-- PROBLEM --
Produce the full set of records below once more, exactly as they stand.

-- TASK DATA --
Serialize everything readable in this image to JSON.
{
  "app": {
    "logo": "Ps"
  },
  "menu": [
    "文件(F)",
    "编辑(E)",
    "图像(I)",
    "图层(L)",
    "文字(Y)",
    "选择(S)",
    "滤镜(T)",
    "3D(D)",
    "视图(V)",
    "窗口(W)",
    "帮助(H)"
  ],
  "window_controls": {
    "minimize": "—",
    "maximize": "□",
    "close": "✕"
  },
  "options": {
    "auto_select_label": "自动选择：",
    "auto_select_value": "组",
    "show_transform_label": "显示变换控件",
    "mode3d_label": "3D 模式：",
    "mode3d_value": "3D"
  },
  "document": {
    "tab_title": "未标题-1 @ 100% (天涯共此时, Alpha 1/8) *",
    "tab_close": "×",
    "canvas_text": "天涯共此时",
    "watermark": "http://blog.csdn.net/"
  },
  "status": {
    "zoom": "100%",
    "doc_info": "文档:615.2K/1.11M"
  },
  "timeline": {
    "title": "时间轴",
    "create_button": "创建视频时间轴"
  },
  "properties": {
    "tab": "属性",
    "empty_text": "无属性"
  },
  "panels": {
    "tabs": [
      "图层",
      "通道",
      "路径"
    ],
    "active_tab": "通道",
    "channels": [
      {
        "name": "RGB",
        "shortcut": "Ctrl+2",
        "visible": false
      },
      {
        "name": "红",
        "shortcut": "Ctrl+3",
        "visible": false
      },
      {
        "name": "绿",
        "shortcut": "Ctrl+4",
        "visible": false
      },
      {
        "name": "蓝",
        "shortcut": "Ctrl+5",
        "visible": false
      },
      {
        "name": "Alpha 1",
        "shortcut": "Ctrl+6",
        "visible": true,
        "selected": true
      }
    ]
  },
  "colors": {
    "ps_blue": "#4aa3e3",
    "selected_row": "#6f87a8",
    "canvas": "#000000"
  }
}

-- RESPONSE TO THIS EXERCISE --
Serialize everything readable in this image to JSON.
{
  "app": {
    "logo": "Ps"
  },
  "menu": [
    "文件(F)",
    "编辑(E)",
    "图像(I)",
    "图层(L)",
    "文字(Y)",
    "选择(S)",
    "滤镜(T)",
    "3D(D)",
    "视图(V)",
    "窗口(W)",
    "帮助(H)"
  ],
  "window_controls": {
    "minimize": "—",
    "maximize": "□",
    "close": "✕"
  },
  "options": {
    "auto_select_label": "自动选择：",
    "auto_select_value": "组",
    "show_transform_label": "显示变换控件",
    "mode3d_label": "3D 模式：",
    "mode3d_value": "3D"
  },
  "document": {
    "tab_title": "未标题-1 @ 100% (天涯共此时, Alpha 1/8) *",
    "tab_close": "×",
    "canvas_text": "天涯共此时",
    "watermark": "http://blog.csdn.net/"
  },
  "status": {
    "zoom": "100%",
    "doc_info": "文档:615.2K/1.11M"
  },
  "timeline": {
    "title": "时间轴",
    "create_button": "创建视频时间轴"
  },
  "properties": {
    "tab": "属性",
    "empty_text": "无属性"
  },
  "panels": {
    "tabs": [
      "图层",
      "通道",
      "路径"
    ],
    "active_tab": "通道",
    "channels": [
      {
        "name": "RGB",
        "shortcut": "Ctrl+2",
        "visible": false
      },
      {
        "name": "红",
        "shortcut": "Ctrl+3",
        "visible": false
      },
      {
        "name": "绿",
        "shortcut": "Ctrl+4",
        "visible": false
      },
      {
        "name": "蓝",
        "shortcut": "Ctrl+5",
        "visible": false
      },
      {
        "name": "Alpha 1",
        "shortcut": "Ctrl+6",
        "visible": true,
        "selected": true
      }
    ]
  },
  "colors": {
    "ps_blue": "#4aa3e3",
    "selected_row": "#6f87a8",
    "canvas": "#000000"
  }
}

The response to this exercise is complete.